◆ **Exercise prompt**
Present each line of the entries below that holds the word "this".

[Record extracts Boundary: Start]

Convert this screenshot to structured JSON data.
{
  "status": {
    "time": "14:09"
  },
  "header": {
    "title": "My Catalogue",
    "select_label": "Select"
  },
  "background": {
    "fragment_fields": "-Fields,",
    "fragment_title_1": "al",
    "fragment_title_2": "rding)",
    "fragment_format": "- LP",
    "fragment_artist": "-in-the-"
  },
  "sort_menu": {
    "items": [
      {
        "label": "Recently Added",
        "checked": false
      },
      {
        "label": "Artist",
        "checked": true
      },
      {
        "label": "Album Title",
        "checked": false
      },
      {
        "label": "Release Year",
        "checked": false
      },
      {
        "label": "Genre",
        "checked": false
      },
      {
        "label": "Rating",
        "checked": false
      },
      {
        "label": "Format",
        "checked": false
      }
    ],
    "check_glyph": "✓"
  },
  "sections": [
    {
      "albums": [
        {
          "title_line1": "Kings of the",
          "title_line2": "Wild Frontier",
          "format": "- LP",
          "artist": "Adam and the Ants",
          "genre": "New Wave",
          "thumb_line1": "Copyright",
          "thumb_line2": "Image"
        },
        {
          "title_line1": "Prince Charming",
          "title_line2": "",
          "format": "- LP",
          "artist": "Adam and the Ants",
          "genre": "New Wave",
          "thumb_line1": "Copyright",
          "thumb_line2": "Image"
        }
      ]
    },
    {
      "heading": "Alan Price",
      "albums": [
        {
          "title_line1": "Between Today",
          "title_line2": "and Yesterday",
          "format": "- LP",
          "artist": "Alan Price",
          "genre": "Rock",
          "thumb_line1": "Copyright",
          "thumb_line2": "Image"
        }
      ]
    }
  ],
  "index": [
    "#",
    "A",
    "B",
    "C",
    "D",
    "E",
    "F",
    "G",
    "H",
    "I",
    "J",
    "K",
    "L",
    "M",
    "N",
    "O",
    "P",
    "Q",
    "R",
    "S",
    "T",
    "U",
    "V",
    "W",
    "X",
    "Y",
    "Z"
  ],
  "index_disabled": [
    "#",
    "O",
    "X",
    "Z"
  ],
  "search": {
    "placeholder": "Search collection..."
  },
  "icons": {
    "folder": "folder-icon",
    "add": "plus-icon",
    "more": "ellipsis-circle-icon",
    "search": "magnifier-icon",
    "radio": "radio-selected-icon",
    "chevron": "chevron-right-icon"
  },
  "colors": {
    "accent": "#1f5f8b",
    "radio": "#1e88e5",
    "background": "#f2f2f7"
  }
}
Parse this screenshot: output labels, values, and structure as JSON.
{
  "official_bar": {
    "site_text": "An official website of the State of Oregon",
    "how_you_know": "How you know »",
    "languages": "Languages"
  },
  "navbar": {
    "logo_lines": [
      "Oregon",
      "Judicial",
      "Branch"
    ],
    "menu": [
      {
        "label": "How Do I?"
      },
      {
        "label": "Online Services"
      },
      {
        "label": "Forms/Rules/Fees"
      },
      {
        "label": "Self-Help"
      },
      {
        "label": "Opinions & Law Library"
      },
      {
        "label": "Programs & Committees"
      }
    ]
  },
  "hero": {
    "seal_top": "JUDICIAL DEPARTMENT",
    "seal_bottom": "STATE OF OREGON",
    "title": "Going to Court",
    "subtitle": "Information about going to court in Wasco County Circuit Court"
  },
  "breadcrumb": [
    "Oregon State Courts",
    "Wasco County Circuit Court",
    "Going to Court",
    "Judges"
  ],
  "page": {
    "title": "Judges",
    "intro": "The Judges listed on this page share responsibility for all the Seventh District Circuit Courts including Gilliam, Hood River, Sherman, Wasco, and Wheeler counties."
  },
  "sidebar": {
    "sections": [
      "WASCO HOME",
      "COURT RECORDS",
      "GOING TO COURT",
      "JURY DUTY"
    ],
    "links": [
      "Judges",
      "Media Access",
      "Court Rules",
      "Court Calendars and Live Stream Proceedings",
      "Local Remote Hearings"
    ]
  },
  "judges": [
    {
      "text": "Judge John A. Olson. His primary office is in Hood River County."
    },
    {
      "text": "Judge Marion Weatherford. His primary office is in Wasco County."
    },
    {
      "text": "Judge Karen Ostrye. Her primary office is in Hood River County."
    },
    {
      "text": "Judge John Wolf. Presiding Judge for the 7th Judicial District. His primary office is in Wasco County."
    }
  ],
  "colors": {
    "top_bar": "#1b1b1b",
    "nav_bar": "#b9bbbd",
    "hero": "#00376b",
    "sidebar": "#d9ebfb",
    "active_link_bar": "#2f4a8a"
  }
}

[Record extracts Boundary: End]

◆ **Result of the exercise**
Convert this screenshot to structured JSON data.
Parse this screenshot: output labels, values, and structure as JSON.
    "intro": "The Judges listed on this page share responsibility for all the Seventh District Circuit Courts including Gilliam, Hood River, Sherman, Wasco, and Wheeler counties."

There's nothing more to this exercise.